ISO 27001: does your client have the necessary security controls to protect its information assets?


Auditors should consider the scope of the clients ISMS, if they have one, and whether the security stance is based on a valid risk assessment. Implementing and maintaining an information security management system (ISMS) certified to the internationally recognised information security standard, ISO 27001, can help to keep things in perspective.


Cyber Essentials: if the auditee is involved in government contracts that include the handling of certain sensitive and personal information then Cyber Essentials could be mandatory. The government requires all suppliers bidding for contracts that include the handling of certain sensitive and personal information to be certified against the Cyber Essentials scheme. Certification also puts the organisation in a strong position to gain new business, both in the public and private sectors.  What’s more, its relatively low-cost and is generally seen as an early stepping stone towards ISO 27001 accredited certification.


Contracts and Legislation: does your client comply with the Payment Card Industry Data Security Standard (PCI DSS) or the EU General Data Protection Regulation (GDPR)? With less than 12 months until the new PCI DSS v3.2 and the GDPR are enforced, auditors must consider how these far-reaching changes will affect the organisations they audit. Auditors should explore whether these changes have been identified (context), and how they have been reflected in risk arrangements and plans.  This will help the target organisation keep its clients’ valuable information safe and secure and avoid possible fines.


Penetration testing: has the organisation assessed its level of vulnerability to attack or the value and exploitability of critical assets?


A penetration test can help identify the vulnerabilities that leave an organisation’s infrastructure and applications exposed, and gives them the information they need to close gaps in their security stance. It’s another area to confirm the credentials of the testing company as well as scoping the footprint and frequency of testing, and that findings are acted upon. Read our complementary ‘Cyber testing playbook’ for a checklist of factors to consider when deciding to hire a cyber testing consulting partner.


Cyber incident response managent: does the organisation you are auditing have a recovery plan to support the resumption of business activities after an attack? Auditors need to assess whether a proper crisis management and communication plan is in place, and that it is clearly communicated and tested as appropriate. This should enable sufficient business continuity in the event of a cyber security breach.

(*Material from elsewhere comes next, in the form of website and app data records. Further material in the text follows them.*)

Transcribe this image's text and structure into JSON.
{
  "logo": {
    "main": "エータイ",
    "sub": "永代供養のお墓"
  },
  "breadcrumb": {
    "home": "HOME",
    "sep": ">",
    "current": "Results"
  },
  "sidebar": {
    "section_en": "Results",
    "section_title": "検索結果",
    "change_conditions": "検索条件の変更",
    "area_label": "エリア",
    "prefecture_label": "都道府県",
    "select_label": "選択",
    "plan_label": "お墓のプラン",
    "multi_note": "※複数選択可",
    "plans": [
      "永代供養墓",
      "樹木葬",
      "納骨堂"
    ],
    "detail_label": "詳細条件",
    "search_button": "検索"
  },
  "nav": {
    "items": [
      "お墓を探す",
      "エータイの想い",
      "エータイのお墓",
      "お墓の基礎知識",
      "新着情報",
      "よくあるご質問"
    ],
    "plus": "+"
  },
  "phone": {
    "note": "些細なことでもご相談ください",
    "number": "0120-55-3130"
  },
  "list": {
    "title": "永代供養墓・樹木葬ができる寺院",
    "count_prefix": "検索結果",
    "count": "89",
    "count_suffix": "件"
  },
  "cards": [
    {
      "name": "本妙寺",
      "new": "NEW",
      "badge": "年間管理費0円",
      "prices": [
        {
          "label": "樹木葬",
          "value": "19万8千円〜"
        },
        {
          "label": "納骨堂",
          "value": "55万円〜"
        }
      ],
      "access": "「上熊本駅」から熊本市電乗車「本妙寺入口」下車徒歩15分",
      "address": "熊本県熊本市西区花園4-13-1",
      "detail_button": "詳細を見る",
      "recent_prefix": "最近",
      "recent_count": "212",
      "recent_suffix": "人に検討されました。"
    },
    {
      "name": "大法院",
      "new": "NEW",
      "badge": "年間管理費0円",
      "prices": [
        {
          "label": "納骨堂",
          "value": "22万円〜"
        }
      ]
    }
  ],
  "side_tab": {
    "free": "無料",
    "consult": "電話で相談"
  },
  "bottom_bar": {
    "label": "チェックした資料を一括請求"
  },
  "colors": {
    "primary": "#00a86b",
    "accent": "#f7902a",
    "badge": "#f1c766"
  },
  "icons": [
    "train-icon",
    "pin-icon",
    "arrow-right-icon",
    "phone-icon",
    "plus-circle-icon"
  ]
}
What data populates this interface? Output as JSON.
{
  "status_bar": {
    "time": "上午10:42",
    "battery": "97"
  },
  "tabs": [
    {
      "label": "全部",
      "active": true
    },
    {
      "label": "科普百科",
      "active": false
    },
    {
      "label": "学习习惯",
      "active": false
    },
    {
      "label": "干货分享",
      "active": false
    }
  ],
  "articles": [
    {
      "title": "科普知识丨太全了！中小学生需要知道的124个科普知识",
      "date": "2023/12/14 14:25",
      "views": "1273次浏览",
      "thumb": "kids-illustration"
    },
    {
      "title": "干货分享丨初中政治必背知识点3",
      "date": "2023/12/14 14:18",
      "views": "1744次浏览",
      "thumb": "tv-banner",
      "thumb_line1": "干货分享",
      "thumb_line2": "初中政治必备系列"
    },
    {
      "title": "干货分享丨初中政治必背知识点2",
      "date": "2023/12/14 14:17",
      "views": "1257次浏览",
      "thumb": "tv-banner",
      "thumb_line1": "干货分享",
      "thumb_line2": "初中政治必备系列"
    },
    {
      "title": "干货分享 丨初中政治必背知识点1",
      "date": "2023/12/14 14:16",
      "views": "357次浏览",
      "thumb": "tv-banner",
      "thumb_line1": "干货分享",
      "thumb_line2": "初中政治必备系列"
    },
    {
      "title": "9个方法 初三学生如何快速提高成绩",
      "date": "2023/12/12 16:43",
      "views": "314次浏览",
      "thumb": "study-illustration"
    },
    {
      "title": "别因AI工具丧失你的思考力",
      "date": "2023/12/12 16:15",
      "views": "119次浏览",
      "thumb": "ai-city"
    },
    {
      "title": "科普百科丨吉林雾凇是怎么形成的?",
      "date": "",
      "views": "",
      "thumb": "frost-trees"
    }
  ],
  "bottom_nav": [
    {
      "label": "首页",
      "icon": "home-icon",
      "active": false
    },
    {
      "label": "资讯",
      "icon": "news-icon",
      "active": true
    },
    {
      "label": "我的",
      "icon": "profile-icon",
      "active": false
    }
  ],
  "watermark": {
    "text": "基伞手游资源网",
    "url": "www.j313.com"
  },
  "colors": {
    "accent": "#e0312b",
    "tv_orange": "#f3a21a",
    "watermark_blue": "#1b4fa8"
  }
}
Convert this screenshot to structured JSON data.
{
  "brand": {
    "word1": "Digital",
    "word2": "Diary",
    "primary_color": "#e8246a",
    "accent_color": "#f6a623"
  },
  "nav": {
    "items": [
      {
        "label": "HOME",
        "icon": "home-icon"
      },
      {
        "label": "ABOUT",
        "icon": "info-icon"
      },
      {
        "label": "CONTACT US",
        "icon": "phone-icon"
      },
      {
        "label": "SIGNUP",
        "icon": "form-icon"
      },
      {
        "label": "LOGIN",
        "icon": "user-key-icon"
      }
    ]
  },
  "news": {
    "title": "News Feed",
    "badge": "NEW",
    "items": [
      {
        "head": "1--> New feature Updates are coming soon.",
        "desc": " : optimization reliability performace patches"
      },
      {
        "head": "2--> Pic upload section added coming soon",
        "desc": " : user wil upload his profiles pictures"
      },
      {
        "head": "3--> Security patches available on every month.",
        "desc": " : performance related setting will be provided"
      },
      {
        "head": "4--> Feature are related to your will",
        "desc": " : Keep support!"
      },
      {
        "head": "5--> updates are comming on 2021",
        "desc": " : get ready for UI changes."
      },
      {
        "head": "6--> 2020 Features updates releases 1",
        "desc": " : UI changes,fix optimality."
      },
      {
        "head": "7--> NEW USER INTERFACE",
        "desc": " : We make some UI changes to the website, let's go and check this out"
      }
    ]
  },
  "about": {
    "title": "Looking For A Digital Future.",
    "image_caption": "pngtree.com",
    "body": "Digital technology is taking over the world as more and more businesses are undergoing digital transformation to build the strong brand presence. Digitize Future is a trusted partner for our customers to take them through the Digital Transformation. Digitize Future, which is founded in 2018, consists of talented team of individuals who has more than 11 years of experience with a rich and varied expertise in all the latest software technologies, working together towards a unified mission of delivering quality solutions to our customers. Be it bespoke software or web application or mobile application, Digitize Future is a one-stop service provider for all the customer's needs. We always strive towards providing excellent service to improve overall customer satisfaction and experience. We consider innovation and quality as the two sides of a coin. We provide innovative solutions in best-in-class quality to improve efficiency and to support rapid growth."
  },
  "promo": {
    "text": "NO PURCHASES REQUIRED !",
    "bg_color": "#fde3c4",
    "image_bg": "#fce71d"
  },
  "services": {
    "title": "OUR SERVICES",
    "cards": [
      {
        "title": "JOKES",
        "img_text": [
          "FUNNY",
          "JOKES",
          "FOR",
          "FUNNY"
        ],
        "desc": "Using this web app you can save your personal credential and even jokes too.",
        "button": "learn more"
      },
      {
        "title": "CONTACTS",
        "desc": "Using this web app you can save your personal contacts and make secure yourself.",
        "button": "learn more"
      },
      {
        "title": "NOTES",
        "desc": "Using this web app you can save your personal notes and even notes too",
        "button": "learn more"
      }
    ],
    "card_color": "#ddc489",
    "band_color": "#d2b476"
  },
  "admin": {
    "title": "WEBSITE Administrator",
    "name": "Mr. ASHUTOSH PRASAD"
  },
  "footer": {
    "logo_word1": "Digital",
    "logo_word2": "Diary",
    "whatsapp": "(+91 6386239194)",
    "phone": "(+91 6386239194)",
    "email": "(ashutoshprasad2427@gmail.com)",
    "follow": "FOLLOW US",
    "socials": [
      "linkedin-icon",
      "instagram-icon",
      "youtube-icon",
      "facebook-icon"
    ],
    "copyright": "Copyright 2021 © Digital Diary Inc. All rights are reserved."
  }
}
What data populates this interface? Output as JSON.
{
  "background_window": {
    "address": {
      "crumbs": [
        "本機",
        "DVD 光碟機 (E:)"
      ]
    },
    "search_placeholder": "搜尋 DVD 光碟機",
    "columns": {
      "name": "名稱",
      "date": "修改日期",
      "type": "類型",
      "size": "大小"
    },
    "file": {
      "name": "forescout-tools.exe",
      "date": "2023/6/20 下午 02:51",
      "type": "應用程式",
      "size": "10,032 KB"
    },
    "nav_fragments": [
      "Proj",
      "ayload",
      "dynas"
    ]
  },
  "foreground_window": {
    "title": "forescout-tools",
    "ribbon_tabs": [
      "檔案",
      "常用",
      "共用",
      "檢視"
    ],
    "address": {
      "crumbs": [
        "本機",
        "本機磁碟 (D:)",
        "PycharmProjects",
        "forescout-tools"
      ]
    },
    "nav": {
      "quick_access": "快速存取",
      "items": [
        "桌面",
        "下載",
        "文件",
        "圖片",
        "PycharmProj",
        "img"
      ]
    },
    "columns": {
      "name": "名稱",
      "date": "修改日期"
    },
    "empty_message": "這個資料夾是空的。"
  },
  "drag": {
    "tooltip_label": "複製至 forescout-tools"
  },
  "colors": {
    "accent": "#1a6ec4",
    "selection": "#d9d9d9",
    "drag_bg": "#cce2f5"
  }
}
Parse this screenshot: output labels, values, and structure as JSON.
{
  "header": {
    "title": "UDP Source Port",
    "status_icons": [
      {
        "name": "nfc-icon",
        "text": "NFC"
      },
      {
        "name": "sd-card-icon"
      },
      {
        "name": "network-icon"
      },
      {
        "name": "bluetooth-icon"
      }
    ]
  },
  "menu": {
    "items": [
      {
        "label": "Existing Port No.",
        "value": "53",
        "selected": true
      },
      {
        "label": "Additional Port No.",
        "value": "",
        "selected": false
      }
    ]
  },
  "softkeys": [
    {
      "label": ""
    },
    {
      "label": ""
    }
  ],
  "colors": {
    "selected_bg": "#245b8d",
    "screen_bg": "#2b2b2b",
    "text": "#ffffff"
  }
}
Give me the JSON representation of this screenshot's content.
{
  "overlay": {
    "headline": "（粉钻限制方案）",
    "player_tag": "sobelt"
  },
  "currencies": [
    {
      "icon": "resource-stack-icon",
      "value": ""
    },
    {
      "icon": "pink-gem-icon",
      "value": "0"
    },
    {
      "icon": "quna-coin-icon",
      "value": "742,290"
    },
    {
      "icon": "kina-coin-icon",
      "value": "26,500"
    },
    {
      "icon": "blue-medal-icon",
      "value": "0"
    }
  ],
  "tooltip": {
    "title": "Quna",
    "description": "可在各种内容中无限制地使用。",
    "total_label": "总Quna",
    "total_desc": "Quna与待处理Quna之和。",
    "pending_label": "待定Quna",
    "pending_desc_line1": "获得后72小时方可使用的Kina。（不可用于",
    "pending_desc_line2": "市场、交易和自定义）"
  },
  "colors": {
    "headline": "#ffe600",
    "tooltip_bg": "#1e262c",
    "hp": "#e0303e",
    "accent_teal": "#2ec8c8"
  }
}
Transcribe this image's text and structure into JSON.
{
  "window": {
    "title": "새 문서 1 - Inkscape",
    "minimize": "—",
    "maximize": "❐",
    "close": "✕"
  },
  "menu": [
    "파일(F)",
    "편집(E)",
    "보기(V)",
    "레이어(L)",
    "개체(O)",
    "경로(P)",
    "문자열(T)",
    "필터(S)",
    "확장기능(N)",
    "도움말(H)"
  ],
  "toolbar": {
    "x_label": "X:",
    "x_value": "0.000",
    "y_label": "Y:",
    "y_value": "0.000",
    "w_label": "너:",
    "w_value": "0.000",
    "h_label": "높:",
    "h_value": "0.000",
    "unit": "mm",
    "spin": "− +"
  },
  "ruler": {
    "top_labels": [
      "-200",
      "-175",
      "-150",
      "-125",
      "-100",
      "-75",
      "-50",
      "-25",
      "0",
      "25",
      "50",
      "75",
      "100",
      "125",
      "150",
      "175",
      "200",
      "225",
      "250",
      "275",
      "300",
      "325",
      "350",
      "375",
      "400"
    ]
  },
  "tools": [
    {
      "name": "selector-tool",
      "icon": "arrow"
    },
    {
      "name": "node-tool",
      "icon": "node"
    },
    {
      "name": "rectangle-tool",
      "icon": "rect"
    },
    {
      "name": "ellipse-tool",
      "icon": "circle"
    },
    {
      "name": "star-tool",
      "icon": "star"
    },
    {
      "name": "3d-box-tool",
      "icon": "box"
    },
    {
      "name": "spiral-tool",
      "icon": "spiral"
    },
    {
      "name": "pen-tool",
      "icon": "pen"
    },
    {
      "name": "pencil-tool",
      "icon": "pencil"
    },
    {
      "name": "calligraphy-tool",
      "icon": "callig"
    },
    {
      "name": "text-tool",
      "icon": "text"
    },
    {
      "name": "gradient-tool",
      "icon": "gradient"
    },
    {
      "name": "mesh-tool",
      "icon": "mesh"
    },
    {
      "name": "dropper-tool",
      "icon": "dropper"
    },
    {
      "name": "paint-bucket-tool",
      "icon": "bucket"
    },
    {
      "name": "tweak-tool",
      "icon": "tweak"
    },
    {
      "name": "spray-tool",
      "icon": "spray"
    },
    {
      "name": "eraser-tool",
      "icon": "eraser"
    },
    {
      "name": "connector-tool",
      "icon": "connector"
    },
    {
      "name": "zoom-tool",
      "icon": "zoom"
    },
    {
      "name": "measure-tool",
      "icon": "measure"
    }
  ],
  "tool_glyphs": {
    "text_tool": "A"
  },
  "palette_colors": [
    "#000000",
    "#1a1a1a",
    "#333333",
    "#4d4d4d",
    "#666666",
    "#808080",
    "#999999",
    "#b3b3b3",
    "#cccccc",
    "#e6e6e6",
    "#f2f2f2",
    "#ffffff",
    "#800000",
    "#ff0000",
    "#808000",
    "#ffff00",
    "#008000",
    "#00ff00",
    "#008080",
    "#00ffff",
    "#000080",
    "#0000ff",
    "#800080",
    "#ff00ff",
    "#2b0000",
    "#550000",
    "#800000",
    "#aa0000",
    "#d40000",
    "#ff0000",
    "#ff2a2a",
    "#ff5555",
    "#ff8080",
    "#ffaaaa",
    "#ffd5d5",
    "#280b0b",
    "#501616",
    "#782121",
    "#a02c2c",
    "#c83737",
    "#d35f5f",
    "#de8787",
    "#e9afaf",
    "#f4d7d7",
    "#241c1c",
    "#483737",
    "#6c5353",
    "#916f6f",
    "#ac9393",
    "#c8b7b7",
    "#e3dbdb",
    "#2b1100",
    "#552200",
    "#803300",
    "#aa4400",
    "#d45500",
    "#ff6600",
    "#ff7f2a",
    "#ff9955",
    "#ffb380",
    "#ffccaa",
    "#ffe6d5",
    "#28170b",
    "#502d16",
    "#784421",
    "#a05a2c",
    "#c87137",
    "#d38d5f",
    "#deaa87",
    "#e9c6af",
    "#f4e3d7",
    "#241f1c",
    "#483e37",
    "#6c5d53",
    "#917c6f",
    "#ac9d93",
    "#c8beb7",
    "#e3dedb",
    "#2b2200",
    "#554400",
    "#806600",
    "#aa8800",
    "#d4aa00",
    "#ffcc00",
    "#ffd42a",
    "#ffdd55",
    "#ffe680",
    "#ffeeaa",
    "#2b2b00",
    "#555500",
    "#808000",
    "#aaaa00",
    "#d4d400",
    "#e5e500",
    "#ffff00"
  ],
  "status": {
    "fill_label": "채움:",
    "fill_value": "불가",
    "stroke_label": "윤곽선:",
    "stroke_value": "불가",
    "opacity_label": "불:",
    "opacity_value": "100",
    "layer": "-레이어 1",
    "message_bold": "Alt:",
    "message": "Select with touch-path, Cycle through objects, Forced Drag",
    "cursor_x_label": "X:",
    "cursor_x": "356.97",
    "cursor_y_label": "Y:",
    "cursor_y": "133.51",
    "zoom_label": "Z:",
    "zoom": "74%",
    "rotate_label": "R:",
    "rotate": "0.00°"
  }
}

Training: does the organisation you are auditing have the knowledge and means to address emerging security threats?  How do they ensure they are aware of them? Being aware of the latest vulnerabilities and threats is essential if the organisation is to remain secure.

Moreover, in the context of cyber security, the adage that you are only as strong as your weakest link is particularly pertinent. Employees need timely education and training to help combat the ever-changing cyber security threat. One-off/tick box exercises are not sufficient.

Our company

IT Governance is the world’s leading global provider of IT governance, risk management and compliance solutions. Our comprehensive range of products and services, combined with flexible and cost-effective delivery options, provide a unique, integrated alternative to the traditional consultancy firm, security testing or training provider.

Steve Watkins (Director, IT Governance)

[i] Beaming, Cyber Report: UK businesses targeted 230,000 times each by cybercriminals

[ii] IBM, 2016 Cost of Data Breach Study: Global Analysis from Ponemon Institute

[iii] Verizon, Verizon 2017 Data Breach Investigations Report

[iv] CSO Online, For less than the cost of a week’s groceries, you too can be a cybercriminal

[v] FSB, Cyber Resilience: How to protect small firms in the digital economy